■ Exercise ■
Work out the count of lines in the entries below that include "enduit", and write only that count.
=== Information supplied ===
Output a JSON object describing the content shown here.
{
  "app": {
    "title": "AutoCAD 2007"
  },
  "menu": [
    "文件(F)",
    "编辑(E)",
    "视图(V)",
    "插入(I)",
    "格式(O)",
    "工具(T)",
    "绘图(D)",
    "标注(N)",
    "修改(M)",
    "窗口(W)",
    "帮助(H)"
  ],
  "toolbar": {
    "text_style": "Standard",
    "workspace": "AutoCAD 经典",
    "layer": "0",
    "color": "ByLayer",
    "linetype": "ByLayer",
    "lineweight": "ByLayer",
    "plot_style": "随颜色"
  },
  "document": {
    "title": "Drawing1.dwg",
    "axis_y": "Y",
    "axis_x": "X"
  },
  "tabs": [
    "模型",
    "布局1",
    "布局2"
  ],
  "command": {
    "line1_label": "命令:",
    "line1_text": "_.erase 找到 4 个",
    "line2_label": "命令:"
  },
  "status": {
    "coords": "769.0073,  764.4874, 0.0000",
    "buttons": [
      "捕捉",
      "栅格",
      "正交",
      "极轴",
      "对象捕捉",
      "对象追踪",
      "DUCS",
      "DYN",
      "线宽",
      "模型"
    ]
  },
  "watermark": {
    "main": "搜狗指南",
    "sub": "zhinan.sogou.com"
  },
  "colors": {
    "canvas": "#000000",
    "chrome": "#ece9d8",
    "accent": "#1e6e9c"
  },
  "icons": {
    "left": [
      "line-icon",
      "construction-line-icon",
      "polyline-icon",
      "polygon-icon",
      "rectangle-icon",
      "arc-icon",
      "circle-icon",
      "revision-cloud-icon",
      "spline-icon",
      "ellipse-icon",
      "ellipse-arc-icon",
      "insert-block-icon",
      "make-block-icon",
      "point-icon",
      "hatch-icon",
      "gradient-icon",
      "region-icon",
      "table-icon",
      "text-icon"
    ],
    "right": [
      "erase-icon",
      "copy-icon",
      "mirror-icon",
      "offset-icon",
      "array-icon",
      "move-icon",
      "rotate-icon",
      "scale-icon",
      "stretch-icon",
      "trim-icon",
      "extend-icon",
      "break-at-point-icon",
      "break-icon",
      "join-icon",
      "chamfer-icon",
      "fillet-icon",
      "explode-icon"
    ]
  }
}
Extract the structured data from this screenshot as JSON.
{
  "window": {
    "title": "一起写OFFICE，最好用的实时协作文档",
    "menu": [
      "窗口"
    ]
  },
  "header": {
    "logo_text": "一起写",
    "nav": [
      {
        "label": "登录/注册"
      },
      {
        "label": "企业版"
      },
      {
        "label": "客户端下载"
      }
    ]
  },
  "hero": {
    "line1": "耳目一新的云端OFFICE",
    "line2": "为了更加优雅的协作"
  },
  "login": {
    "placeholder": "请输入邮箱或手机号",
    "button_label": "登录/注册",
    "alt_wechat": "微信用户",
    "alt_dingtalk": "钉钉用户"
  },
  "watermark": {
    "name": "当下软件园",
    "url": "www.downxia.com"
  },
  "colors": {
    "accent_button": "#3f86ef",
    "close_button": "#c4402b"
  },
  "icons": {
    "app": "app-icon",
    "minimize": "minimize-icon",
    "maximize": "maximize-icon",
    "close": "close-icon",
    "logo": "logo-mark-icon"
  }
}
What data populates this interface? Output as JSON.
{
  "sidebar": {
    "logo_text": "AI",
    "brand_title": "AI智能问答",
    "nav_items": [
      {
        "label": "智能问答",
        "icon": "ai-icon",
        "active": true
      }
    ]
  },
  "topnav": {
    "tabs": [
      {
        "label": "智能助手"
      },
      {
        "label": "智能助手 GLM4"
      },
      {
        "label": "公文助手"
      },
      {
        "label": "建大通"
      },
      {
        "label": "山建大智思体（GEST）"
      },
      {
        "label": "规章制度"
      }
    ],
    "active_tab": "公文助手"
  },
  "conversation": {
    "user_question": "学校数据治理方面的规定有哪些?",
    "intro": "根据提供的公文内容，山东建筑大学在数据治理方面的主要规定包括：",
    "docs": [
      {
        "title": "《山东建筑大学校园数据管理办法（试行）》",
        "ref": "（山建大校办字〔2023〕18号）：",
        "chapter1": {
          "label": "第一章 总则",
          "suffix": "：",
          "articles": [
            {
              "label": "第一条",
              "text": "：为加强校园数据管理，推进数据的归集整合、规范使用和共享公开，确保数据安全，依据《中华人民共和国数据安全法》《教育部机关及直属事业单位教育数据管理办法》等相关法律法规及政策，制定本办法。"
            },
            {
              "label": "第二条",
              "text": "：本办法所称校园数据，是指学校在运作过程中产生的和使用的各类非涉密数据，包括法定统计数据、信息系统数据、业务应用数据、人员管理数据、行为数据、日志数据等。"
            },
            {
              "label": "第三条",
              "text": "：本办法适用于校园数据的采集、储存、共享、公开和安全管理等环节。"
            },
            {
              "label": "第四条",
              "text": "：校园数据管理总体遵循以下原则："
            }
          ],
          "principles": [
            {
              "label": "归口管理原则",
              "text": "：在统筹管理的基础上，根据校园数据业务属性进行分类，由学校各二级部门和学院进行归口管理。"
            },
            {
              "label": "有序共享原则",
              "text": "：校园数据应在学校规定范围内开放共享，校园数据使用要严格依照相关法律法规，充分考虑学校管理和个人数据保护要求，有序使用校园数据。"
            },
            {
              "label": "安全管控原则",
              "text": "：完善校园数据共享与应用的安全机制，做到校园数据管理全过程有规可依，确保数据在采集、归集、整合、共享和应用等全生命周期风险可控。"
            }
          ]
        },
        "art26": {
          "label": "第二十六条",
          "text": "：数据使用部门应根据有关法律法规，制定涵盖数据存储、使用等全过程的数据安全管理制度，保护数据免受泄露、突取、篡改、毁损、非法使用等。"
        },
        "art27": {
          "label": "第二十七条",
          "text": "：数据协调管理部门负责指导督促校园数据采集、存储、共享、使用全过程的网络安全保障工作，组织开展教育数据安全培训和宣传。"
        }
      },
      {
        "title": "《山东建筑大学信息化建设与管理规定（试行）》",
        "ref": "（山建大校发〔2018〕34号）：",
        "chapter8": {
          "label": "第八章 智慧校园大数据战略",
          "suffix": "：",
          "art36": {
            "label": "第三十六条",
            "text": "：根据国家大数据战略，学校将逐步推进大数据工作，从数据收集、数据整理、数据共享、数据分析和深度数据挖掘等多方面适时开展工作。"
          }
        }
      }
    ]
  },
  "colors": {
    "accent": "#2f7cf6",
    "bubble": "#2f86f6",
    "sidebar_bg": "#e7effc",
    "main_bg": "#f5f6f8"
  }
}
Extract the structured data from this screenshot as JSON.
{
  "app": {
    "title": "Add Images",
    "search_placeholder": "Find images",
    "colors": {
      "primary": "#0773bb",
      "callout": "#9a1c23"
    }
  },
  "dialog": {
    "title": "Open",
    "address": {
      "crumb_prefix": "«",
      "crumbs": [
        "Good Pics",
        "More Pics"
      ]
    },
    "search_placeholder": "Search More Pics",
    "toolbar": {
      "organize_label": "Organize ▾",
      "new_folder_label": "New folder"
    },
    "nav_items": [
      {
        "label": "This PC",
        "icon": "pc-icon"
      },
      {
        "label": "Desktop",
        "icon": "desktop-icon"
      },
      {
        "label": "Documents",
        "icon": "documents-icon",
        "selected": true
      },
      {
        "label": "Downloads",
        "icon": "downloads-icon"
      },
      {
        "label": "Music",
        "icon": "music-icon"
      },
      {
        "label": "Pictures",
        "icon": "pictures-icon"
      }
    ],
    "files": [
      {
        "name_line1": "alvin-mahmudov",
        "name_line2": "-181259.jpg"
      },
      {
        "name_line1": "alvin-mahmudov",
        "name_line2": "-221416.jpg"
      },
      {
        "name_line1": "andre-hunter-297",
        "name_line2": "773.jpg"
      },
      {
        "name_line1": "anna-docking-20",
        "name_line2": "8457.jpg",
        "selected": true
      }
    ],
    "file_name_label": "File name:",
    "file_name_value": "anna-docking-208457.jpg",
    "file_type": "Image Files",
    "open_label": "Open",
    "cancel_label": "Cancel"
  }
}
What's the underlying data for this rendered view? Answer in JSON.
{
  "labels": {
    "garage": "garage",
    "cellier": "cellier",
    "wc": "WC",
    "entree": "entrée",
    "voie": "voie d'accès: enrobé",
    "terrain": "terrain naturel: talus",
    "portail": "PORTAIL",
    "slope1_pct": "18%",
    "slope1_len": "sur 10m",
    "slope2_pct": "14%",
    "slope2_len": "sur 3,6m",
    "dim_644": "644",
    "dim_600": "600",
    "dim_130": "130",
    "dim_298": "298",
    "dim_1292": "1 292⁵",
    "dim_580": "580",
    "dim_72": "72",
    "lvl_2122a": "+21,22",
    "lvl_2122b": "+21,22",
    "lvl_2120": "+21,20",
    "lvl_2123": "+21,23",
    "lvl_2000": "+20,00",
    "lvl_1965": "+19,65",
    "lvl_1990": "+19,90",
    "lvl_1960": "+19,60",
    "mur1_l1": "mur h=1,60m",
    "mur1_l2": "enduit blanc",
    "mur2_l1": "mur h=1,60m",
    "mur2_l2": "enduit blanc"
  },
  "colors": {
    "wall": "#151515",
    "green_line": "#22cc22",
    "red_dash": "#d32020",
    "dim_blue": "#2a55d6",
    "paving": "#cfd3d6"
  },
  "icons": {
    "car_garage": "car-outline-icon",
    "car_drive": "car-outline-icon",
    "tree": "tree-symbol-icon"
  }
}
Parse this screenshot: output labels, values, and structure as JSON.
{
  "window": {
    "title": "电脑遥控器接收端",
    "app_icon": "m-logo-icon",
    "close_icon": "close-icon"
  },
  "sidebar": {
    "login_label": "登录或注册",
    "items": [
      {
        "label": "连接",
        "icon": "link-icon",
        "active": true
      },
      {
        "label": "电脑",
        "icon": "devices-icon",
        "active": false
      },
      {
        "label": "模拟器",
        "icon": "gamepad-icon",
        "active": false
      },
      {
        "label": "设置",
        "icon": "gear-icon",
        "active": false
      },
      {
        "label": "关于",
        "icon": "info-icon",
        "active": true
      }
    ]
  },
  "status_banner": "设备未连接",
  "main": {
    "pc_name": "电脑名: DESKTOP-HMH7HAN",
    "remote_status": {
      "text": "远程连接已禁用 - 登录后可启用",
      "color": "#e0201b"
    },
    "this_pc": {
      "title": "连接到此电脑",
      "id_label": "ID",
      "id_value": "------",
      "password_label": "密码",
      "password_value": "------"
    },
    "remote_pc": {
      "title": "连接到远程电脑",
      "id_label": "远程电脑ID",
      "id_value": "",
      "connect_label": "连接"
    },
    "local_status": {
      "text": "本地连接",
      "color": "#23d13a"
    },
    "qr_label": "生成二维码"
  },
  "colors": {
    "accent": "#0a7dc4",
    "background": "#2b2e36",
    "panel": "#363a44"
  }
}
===
■ Output of the task ■
2